Please return all lines from the records below that include the string "true".

--*--

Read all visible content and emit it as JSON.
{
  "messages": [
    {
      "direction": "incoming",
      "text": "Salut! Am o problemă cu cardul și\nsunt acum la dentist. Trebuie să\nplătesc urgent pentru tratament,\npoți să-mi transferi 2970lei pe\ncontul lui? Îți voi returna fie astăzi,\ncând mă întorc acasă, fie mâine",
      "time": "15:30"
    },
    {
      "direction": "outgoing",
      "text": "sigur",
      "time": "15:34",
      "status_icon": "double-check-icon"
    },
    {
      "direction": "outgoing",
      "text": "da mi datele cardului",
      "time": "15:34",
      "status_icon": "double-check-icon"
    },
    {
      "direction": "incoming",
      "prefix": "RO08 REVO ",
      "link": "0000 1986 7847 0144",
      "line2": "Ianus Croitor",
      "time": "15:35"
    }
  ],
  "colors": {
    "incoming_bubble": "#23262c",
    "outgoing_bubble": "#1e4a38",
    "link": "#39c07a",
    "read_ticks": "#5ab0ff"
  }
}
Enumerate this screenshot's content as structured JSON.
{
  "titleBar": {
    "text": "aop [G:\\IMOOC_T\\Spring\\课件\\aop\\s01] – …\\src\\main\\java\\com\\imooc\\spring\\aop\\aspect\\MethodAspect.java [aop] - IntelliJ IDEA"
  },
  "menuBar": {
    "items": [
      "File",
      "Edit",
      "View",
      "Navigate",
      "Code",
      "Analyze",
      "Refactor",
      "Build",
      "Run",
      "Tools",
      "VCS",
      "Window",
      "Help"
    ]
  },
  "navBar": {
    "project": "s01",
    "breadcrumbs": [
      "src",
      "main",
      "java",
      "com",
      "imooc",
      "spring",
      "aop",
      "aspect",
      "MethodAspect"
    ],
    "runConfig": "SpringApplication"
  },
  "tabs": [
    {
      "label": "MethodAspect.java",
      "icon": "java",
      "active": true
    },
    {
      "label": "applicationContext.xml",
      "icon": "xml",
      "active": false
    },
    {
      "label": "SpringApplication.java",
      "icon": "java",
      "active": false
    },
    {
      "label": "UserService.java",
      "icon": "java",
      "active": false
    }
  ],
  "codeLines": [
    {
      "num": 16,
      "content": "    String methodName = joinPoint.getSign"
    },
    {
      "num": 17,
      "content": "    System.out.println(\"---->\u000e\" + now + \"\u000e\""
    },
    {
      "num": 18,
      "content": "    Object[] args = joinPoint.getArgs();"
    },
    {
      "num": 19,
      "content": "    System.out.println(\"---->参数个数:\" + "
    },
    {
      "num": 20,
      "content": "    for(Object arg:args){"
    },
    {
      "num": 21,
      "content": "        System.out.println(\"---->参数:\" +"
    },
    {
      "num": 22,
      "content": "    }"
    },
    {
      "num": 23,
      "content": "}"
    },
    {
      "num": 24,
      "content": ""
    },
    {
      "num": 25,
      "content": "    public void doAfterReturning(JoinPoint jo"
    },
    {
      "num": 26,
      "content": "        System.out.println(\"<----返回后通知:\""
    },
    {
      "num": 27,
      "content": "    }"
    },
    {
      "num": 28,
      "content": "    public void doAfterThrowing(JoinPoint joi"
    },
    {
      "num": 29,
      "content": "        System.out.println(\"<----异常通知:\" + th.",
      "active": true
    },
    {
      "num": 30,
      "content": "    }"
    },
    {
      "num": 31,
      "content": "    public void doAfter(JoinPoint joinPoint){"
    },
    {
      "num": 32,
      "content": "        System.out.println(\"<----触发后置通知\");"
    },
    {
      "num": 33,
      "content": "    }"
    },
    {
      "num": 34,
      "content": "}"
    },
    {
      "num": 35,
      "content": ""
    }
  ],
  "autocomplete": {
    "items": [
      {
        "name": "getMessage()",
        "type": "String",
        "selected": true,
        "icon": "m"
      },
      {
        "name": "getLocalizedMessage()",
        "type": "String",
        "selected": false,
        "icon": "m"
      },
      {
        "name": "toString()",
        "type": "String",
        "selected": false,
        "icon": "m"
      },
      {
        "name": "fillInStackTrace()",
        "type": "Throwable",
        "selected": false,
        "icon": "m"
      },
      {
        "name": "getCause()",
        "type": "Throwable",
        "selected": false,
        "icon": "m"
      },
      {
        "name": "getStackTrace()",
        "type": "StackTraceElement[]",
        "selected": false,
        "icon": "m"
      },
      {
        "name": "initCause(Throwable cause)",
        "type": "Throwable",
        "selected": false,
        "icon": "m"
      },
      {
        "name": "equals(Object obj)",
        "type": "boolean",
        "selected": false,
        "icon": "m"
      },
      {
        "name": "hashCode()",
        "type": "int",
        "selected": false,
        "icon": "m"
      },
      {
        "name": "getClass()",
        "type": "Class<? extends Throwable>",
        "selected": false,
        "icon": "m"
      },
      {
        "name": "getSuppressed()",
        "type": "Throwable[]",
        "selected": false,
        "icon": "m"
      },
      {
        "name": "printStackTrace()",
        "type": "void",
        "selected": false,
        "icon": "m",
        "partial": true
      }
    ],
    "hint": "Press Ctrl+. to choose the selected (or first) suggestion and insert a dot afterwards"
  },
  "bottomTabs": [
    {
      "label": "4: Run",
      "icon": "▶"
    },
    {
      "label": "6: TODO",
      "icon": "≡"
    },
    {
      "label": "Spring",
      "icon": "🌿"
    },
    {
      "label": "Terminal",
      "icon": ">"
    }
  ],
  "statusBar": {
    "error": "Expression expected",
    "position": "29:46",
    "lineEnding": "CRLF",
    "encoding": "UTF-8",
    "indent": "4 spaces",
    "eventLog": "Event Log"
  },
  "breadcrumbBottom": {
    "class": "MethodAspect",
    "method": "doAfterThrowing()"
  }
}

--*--

◆ TASK ANSWER ◆
      "active": true
      "active": true
        "selected": true,
        "partial": true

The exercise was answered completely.